In the May 6th Greek elections, the established ruling parties, the conservative New Democracy and the socialist PASOK were punished, unable to form a government. The voters blamed them for Greece’s debt crisis, and for destroying the country in their attempts to address the crisis.
The subsequent general elections of June 17 led to a flood of attention in the international media and blatant foreign intervention due to their potential economic implications for the Euro currency zone and the global economy. Observers were concerned that a Greek exit from the Euro would have a catastrophic impact on other ailing European states, damaging the US and the entire global economy. There was an unprecedented campaign orchestrated by the Eurocrats, the German government and the German media, which amounted to the blackmailing of the Greek electorate to vote against the parties that want to end the draconian austerity and neoliberal policies.
E.U. officials disregarded the norm of neutrality concerning an independent national election and expressed their opinion about their preferred outcome of Greeks’ vote, threatening “Grexit,” i.e., forcing Greece out of Euro zone, if the radical left wins. The intervention crescendo came on the eve of the election with an open letter of Germany’s Bild newspaper to Greek voters. The tabloid warned:

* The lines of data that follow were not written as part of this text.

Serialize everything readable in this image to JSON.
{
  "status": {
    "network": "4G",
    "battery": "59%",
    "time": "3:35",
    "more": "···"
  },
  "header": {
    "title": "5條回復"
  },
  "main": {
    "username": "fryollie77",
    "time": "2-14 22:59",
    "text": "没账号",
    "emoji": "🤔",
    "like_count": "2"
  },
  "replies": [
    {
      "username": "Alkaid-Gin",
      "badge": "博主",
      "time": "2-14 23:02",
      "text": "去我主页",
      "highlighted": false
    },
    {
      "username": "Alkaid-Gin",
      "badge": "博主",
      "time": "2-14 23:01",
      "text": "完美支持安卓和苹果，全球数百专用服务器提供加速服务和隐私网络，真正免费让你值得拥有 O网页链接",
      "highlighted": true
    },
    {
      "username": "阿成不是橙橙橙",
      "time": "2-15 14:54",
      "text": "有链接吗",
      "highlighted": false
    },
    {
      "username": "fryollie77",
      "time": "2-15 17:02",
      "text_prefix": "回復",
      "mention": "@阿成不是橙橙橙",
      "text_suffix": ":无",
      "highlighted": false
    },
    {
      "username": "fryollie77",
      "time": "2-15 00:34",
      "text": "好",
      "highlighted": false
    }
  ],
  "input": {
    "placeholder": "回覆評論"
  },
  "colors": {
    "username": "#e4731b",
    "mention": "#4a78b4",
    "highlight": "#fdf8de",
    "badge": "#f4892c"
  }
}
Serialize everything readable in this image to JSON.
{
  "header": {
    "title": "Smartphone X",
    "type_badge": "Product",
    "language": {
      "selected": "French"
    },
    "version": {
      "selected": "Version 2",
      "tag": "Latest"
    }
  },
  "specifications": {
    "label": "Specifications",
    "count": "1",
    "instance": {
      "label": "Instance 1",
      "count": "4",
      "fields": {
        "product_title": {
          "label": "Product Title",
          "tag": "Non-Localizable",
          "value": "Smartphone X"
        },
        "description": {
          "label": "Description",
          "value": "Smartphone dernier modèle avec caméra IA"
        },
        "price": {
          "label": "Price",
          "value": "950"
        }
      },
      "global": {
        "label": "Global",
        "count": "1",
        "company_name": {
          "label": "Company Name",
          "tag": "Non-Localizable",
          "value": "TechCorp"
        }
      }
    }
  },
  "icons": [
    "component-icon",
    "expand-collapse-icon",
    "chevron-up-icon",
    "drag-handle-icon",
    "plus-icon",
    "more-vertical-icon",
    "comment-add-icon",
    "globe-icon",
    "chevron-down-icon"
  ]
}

“Tomorrow you have elections but you do not have any choices….If you don’t want our billions, you are free to elect any left- or right-wing clowns that you want…For more than two years, though, your ATMs are only issuing euros because we put them there. If the parties that want to end austerity and reforms win the elections, they will be breaching all agreements and we will stop paying.”
But it was not only threats by the media and the Euro-area governments. After the May election results, part of Greece’s next aid payment (1billion Euros) was postponed as a warning to Greek politicians and voters to stick to the austerity program.
Repeated Eurocratic interventions over the month before the election of June 17 implied a deep disapproval of potential choices by free citizens. This began in February, when German Finance Minister Wolfgang Schaeuble made the incredible suggestion that Greece should hold off the election and allow the interim government . . .
Read more: The Greek Election, June 17th, 2012